Lymphoma Biology—Non-Genetic Studies
Program: Oral and Poster Abstracts
Session: 622. Lymphoma Biology—Non-Genetic Studies: Poster II
Sunday, December 10, 2017, 6:00 PM-8:00 PM
Bldg A, Lvl 1, Hall A2 (Georgia World Congress Center)

Tanaya Shree, MD, PhD1, Sangeeta Kowli, PhD2*, Holden T. Maecker, PhD2* and Ronald Levy, MD1

1Department of Medicine, Division of Oncology, Stanford University Medical Center, Stanford, CA
2Department of Microbiology and Immunology, Stanford University School of Medicine, Stanford, CA

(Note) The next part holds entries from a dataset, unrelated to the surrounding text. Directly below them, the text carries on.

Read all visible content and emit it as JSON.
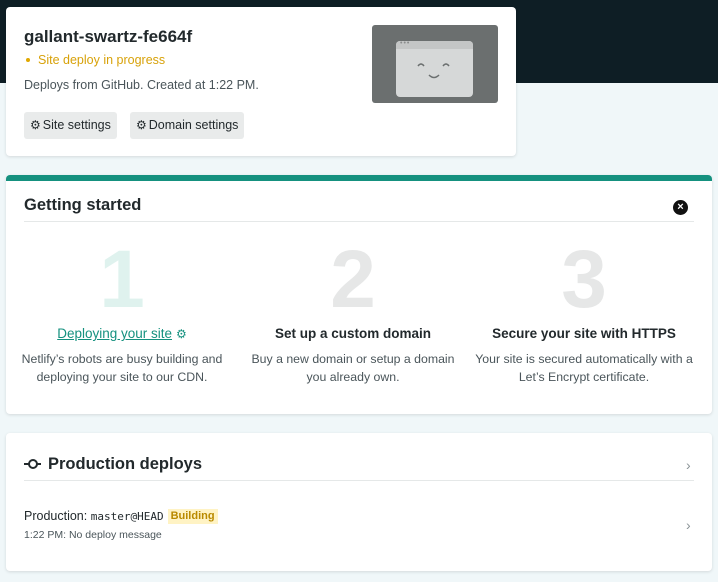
{
  "site": {
    "name": "gallant-swartz-fe664f",
    "status": "Site deploy in progress",
    "info": "Deploys from GitHub. Created at 1:22 PM.",
    "buttons": {
      "site_settings": "Site settings",
      "domain_settings": "Domain settings"
    }
  },
  "getting_started": {
    "title": "Getting started",
    "steps": [
      {
        "number": "1",
        "title": "Deploying your site",
        "desc": "Netlify’s robots are busy building and deploying your site to our CDN."
      },
      {
        "number": "2",
        "title": "Set up a custom domain",
        "desc": "Buy a new domain or setup a domain you already own."
      },
      {
        "number": "3",
        "title": "Secure your site with HTTPS",
        "desc": "Your site is secured automatically with a Let’s Encrypt certificate."
      }
    ]
  },
  "production_deploys": {
    "title": "Production deploys",
    "rows": [
      {
        "label": "Production:",
        "ref": "master@HEAD",
        "badge": "Building",
        "time": "1:22 PM:",
        "message": "No deploy message"
      }
    ]
  },
  "colors": {
    "accent": "#15917f",
    "warning": "#e0a800",
    "dark_header": "#0e1e25"
  },
  "icons": [
    "gear-icon",
    "close-icon",
    "commit-icon",
    "chevron-right-icon"
  ]
}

Background: Advances in lymphoma therapy have led to improved survival rates for both Hodgkin and Non-Hodgkin lymphoma patients. This has resulted in a large and ever increasing population of lymphoma survivors. Depending on their disease and treatment history, these patients are known to be at risk for late cardiopulmonary effects, endocrine abnormalities, second malignancies, and psychosocial sequelae. However, little is known about the immune health of lymphoma survivors. Lymphoma itself perturbs the immune system. Additionally, lymphoma patients receive many immune-modulating therapies, such as rituximab, B- and T-cell signaling inhibitors, and stem cell transplants. We hypothesize that these interventions produce detectable long-term immune alterations in lymphoma survivors.

Methods: To determine whether altered immune phenotypes are detectable in lymphoma survivors, we used mass cytometry by time of flight (CyTOF) to broadly profile peripheral blood mononuclear cells (PBMCs) of a homogenously treated population of 8 mantle cell lymphoma survivors and compared these to PBMCs from 9 age-matched healthy donors. The data was normalized and analyzed visually using manual gating and viSNE for dimensionality reduction and subsequently with the CITRUS algorithm for unbiased statistical comparisons.

Results: All of the mantle cell lymphoma patients had undergone intensive induction chemotherapy followed by autologous stem cell transplant. Peripheral blood was collected on average 2.3 years after the end of therapy from patients confirmed to be free of disease. There were no significant differences between the proportions of T-cells, B-cells, monocytes, NK cells, or NK/T-cells among the peripheral blood mononuclear cells (PBMCs) of lymphoma survivors and healthy donors, but the heterogeneity among patients was notably higher than among controls. On average, lymphoma survivors had significantly fewer CD4 T-cells compared to healthy donors (p=0.006; Figure 1A) and these cells were skewed toward a memory phenotype compared to the CD4+ population in controls (p=0.0001 comparing proportion naïve, p=0.0034 comparing proportion effector memory; Figure 1B), a finding that correlated with time from end of therapy. CD8+ T-cells of lymphoma survivors were more frequently CD28-CD57+ (p=0.028), a phenotype that has been associated with chronic antigen experience. Unbiased analysis using CITRUS confirmed the above findings and additionally found IL7R-alpha to be differentially expressed between patient and control T-cells. This finding was confirmed by manual gating, where IL7R-alpha expression was found to be significantly decreased on both CD4+ T-cells (p=0.0007) and CD8+ T-cells (p=0.0001) in patients compared to controls (Figure 1C).

Conclusions: Survivors of mantle cell lymphoma have evidence of altered peripheral blood immunophenotypes years after completing treatment, possibly reflecting long-term effects of their exposure to lymphoma and its immune modulating treatments. Such derangements may lead to clinical immune dysfunction, a focus of planned future investigations.

Disclosures: No relevant conflicts of interest to declare.

*signifies non-member of ASH